=== Brief ===
Set down all the entries again, word for word.

Component data from apps and pages
* * * * *

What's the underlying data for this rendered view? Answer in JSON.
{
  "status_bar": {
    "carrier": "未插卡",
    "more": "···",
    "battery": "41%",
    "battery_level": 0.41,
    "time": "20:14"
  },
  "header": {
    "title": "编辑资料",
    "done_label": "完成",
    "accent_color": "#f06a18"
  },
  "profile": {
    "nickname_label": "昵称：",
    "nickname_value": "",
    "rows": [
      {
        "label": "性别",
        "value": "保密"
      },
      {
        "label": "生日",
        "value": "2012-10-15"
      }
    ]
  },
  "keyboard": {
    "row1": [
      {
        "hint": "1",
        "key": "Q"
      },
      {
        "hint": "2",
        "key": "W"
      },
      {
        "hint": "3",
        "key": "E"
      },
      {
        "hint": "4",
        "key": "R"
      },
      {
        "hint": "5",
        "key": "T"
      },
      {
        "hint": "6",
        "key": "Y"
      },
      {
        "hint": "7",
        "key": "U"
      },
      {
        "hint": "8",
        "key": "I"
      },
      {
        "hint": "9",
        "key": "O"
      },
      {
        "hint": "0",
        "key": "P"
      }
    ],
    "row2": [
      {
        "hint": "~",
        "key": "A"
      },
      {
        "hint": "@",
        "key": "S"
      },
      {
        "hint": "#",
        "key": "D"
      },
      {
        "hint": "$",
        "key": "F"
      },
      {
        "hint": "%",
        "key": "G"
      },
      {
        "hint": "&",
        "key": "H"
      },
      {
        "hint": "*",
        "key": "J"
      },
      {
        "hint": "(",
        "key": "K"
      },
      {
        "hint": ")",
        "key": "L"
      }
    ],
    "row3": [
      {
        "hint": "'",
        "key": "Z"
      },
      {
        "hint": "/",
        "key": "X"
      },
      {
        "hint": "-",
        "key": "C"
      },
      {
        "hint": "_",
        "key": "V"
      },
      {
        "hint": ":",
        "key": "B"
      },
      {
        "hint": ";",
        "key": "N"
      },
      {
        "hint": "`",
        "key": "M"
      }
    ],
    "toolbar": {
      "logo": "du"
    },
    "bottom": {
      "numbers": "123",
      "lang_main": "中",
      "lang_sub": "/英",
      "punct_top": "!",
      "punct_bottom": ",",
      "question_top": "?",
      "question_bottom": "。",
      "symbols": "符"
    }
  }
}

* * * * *

=== Finished exercise ===
What's the underlying data for this rendered view? Answer in JSON.
{
  "status_bar": {
    "carrier": "未插卡",
    "more": "···",
    "battery": "41%",
    "battery_level": 0.41,
    "time": "20:14"
  },
  "header": {
    "title": "编辑资料",
    "done_label": "完成",
    "accent_color": "#f06a18"
  },
  "profile": {
    "nickname_label": "昵称：",
    "nickname_value": "",
    "rows": [
      {
        "label": "性别",
        "value": "保密"
      },
      {
        "label": "生日",
        "value": "2012-10-15"
      }
    ]
  },
  "keyboard": {
    "row1": [
      {
        "hint": "1",
        "key": "Q"
      },
      {
        "hint": "2",
        "key": "W"
      },
      {
        "hint": "3",
        "key": "E"
      },
      {
        "hint": "4",
        "key": "R"
      },
      {
        "hint": "5",
        "key": "T"
      },
      {
        "hint": "6",
        "key": "Y"
      },
      {
        "hint": "7",
        "key": "U"
      },
      {
        "hint": "8",
        "key": "I"
      },
      {
        "hint": "9",
        "key": "O"
      },
      {
        "hint": "0",
        "key": "P"
      }
    ],
    "row2": [
      {
        "hint": "~",
        "key": "A"
      },
      {
        "hint": "@",
        "key": "S"
      },
      {
        "hint": "#",
        "key": "D"
      },
      {
        "hint": "$",
        "key": "F"
      },
      {
        "hint": "%",
        "key": "G"
      },
      {
        "hint": "&",
        "key": "H"
      },
      {
        "hint": "*",
        "key": "J"
      },
      {
        "hint": "(",
        "key": "K"
      },
      {
        "hint": ")",
        "key": "L"
      }
    ],
    "row3": [
      {
        "hint": "'",
        "key": "Z"
      },
      {
        "hint": "/",
        "key": "X"
      },
      {
        "hint": "-",
        "key": "C"
      },
      {
        "hint": "_",
        "key": "V"
      },
      {
        "hint": ":",
        "key": "B"
      },
      {
        "hint": ";",
        "key": "N"
      },
      {
        "hint": "`",
        "key": "M"
      }
    ],
    "toolbar": {
      "logo": "du"
    },
    "bottom": {
      "numbers": "123",
      "lang_main": "中",
      "lang_sub": "/英",
      "punct_top": "!",
      "punct_bottom": ",",
      "question_top": "?",
      "question_bottom": "。",
      "symbols": "符"
    }
  }
}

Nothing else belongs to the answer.